Richie, a member of Motown hitmakers the Commodores since the late '60s, had struck out on his own in the '80s with his bestselling self-titled solo debut, the chart-topping movie theme "Endless Love" with Diana Ross, and even country singer Kenny Rogers' smash "Lady." It was sophomore album Can't Slow Down where everything came together, spinning off five Top 10 singles through 1984.
That impressive chart run began with "All Night Long," an upbeat, calypso-flavored tune with a singable melody and a catchy (if nonsensical) pseudo-African chant. Richie later told GQ everything except the chorus came quickly. "It took me probably another month of...trying to figure out: what is the hook to 'Come On and Sing Along'?" he said. "I've gotta give you the sing-along!"
Eventually, inspiration struck after meeting a Jamaican doctor friend for dinner. "I'm leaving his house about 2:00 in the morning," he recalled, "and as I'm leaving his house I'm saying to him [in a Jamaican accent] 'Hey man, I got to go back and work all night long.'"

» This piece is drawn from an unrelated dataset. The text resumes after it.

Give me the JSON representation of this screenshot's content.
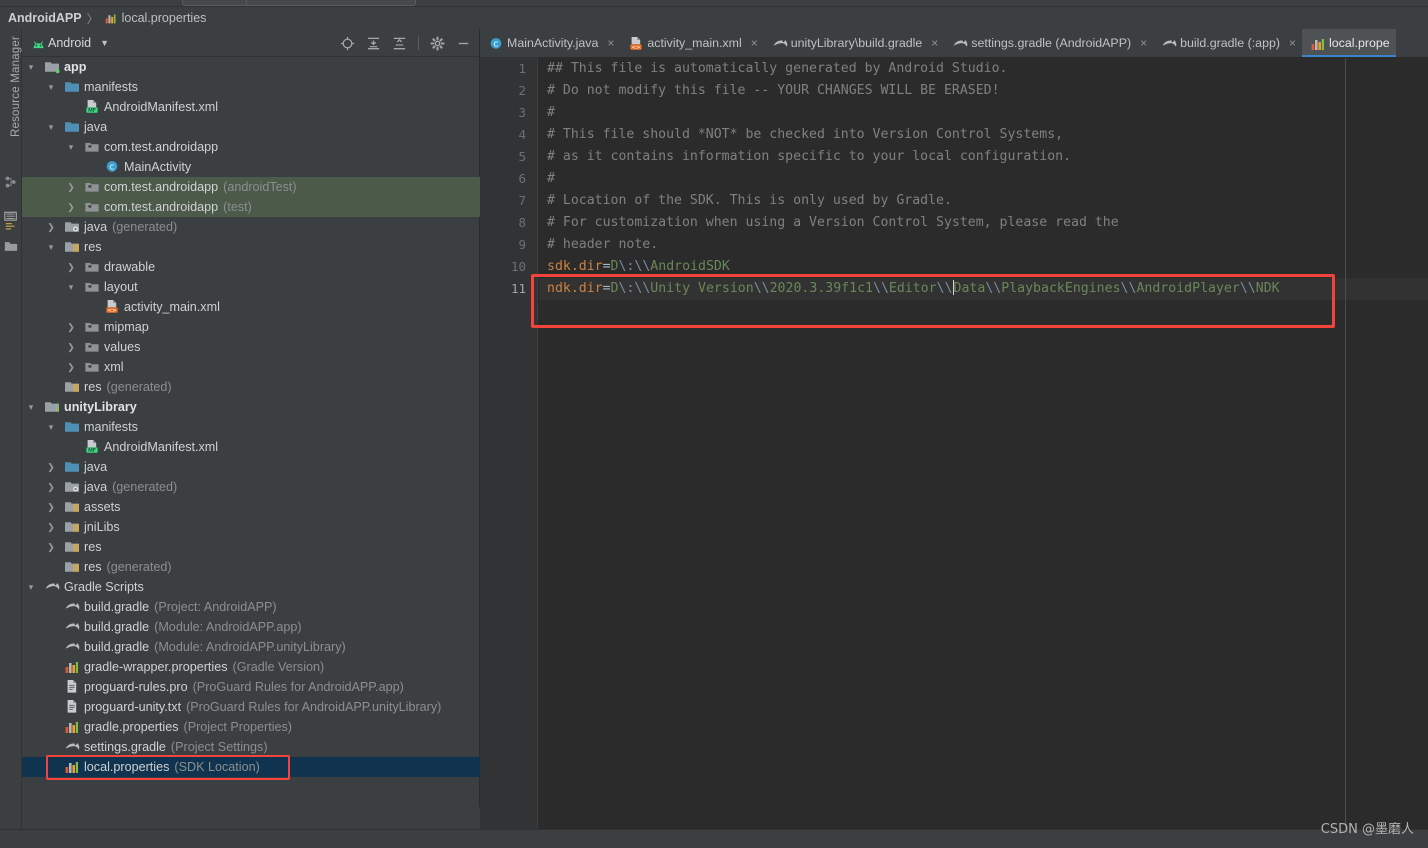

A similar unexpected inspiration came for the chant in the song's bridge. Lionel told the New York Post in 2013 he initially wanted to use real phrases, not realizing how many African dialects existed; pressed for time, he decided to make one up. "Somewhere in that made-up language, I am actually saying something, because even to this day, we’ll play India, and someone will tell me, ‘Yes, you’ve touched on certain words in [our language],’" he said. "As long as I am not cursing you out, I am going in the right direction.”
Indeed, the song's right direction was straight to the top of the Billboard Hot 100, staying there for four weeks. It started the chain reaction that helped Can't Slow Down sell more than 20 million copies worldwide and pick up a Grammy Award for Album of the Year. Decades later, it remains one of Richie's most popular songs, sampled in Enrique Iglesias and Pitbull's "I Like It" (an international Top 5 in 2011) as well as Camilla Cabello's 2019 single "Liar."